BEGIN

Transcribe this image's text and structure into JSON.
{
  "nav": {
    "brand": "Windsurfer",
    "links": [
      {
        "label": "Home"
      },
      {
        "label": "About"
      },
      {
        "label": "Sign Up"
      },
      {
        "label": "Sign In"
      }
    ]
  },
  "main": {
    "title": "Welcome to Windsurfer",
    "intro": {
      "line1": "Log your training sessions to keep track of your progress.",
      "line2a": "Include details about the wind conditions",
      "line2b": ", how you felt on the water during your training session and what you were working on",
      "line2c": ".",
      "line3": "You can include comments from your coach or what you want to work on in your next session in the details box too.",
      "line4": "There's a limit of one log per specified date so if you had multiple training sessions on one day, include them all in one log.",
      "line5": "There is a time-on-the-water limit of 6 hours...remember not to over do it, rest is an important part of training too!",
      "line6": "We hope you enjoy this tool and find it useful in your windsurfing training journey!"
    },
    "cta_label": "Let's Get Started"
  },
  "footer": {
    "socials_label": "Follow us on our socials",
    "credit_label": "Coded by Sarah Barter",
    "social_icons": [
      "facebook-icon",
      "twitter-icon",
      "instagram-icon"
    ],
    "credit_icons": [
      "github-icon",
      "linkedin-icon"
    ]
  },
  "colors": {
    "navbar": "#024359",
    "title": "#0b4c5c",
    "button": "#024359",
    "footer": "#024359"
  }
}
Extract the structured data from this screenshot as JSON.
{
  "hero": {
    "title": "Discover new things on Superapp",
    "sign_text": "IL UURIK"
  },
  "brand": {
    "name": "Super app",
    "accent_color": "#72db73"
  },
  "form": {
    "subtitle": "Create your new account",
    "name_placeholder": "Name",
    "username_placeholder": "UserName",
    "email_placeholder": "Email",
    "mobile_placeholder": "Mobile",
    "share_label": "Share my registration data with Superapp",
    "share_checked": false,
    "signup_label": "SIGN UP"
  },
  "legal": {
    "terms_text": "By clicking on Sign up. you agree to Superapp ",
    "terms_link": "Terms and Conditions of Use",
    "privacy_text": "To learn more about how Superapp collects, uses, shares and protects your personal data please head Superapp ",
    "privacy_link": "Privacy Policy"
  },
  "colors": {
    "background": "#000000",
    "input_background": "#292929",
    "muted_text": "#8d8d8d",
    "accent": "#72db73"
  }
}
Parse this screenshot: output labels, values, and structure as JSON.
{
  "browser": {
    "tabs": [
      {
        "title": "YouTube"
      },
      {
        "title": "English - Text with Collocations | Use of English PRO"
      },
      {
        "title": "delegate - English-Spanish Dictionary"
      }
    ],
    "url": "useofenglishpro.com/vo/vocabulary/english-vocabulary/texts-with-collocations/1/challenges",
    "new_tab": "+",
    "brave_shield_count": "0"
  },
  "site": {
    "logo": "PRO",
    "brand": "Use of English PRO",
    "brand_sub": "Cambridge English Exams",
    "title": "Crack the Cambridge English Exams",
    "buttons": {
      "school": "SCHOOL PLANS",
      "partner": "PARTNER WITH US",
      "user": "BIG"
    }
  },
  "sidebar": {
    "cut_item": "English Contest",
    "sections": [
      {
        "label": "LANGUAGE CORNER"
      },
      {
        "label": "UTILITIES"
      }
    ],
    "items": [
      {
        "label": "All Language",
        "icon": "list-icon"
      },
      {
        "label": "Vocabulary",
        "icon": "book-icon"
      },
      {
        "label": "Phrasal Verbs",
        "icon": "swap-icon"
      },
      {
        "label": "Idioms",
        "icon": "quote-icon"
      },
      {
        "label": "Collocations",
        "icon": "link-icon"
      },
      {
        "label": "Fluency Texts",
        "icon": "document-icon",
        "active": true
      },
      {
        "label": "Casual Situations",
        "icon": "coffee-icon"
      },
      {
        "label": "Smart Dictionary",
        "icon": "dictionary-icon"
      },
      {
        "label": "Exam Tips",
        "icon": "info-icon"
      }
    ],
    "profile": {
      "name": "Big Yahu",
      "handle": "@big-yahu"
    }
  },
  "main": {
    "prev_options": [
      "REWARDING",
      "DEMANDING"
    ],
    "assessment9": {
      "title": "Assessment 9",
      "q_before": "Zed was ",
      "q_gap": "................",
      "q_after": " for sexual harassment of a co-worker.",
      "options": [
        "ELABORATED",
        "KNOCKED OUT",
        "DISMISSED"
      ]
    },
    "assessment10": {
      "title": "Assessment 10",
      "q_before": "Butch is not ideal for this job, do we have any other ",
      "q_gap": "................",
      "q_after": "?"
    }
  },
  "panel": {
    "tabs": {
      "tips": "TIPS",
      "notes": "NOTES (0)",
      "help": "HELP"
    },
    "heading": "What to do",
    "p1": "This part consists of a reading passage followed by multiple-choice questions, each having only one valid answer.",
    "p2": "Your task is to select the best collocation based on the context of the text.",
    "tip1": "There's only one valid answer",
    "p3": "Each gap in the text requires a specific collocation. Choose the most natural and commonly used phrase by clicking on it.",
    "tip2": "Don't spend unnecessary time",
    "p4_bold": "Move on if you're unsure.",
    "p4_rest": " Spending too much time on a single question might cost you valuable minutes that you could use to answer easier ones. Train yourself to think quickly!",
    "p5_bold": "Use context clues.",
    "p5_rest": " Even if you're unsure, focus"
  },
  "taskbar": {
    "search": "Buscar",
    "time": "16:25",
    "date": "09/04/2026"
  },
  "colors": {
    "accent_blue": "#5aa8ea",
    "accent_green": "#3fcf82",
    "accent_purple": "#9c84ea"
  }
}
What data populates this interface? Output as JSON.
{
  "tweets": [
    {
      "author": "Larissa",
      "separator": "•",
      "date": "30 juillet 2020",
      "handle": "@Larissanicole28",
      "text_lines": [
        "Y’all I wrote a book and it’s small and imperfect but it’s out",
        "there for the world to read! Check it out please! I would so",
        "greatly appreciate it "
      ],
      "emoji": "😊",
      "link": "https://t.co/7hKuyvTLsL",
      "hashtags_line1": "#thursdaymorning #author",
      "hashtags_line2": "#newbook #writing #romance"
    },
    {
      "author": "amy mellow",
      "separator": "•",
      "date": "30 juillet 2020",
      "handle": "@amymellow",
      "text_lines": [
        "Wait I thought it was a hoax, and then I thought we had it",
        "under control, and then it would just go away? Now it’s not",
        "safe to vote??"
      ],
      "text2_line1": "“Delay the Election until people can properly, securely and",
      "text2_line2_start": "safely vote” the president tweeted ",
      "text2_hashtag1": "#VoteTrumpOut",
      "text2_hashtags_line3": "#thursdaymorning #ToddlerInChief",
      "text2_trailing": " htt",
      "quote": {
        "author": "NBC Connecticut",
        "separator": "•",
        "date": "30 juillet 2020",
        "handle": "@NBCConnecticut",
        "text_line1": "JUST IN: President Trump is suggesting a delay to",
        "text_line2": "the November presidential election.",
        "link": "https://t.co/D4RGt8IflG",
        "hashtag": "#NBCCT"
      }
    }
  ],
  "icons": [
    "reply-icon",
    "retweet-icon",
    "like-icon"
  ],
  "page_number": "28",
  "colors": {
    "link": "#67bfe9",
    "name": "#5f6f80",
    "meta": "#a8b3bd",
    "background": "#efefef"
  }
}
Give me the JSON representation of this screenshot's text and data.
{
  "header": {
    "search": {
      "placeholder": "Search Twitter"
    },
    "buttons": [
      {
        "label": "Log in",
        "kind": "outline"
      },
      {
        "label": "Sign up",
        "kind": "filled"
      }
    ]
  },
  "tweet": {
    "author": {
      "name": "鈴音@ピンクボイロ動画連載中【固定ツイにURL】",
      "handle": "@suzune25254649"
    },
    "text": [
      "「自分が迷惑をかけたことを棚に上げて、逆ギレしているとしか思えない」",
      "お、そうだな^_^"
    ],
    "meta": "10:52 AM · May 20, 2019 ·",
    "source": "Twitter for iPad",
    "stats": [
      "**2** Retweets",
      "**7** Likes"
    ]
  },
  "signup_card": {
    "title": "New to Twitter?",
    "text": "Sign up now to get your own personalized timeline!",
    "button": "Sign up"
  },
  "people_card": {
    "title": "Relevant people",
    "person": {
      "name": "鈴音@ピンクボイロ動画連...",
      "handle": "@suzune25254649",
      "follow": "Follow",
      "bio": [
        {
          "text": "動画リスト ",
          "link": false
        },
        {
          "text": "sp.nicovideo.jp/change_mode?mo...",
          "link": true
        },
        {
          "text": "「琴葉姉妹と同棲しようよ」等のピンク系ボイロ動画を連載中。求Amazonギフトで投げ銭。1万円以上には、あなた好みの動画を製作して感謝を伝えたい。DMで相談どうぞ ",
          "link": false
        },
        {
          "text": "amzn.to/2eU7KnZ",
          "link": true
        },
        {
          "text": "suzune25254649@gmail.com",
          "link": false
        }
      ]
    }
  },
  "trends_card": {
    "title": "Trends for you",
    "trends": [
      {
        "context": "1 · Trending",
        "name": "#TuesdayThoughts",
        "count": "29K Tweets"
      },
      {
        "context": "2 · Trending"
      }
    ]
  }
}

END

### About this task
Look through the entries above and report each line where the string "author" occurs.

### Task result
      "author": "Larissa",
      "hashtags_line1": "#thursdaymorning #author",
      "author": "amy mellow",
        "author": "NBC Connecticut",
    "author": {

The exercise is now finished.